What is required:
Using the records that follow, copy every line containing the word "pour".

Provided entries:
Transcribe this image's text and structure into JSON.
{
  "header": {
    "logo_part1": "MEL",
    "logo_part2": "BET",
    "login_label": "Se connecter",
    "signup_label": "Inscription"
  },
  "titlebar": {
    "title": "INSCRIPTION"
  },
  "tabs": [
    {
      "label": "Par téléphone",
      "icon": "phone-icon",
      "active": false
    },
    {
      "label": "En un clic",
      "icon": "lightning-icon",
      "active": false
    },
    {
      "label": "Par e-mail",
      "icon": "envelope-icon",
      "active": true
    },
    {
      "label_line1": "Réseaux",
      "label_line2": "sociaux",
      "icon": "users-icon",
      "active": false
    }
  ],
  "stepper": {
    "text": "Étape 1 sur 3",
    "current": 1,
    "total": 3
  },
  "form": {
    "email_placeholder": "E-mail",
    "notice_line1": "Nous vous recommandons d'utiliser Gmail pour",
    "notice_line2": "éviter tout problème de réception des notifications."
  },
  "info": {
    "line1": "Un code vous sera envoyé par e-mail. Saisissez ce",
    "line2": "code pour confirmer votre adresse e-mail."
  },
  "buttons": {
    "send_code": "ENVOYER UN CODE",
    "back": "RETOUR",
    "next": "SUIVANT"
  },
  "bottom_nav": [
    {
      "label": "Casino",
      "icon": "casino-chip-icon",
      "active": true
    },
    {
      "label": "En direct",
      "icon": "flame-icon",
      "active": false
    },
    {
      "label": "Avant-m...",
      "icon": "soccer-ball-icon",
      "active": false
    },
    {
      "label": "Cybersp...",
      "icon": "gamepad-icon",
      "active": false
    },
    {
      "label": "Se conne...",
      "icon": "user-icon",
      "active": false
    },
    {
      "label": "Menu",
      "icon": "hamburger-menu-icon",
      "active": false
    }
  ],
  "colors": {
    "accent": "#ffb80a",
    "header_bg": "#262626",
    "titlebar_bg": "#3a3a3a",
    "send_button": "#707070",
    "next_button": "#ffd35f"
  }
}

Task answer:
    "notice_line1": "Nous vous recommandons d'utiliser Gmail pour",
    "line2": "code pour confirmer votre adresse e-mail."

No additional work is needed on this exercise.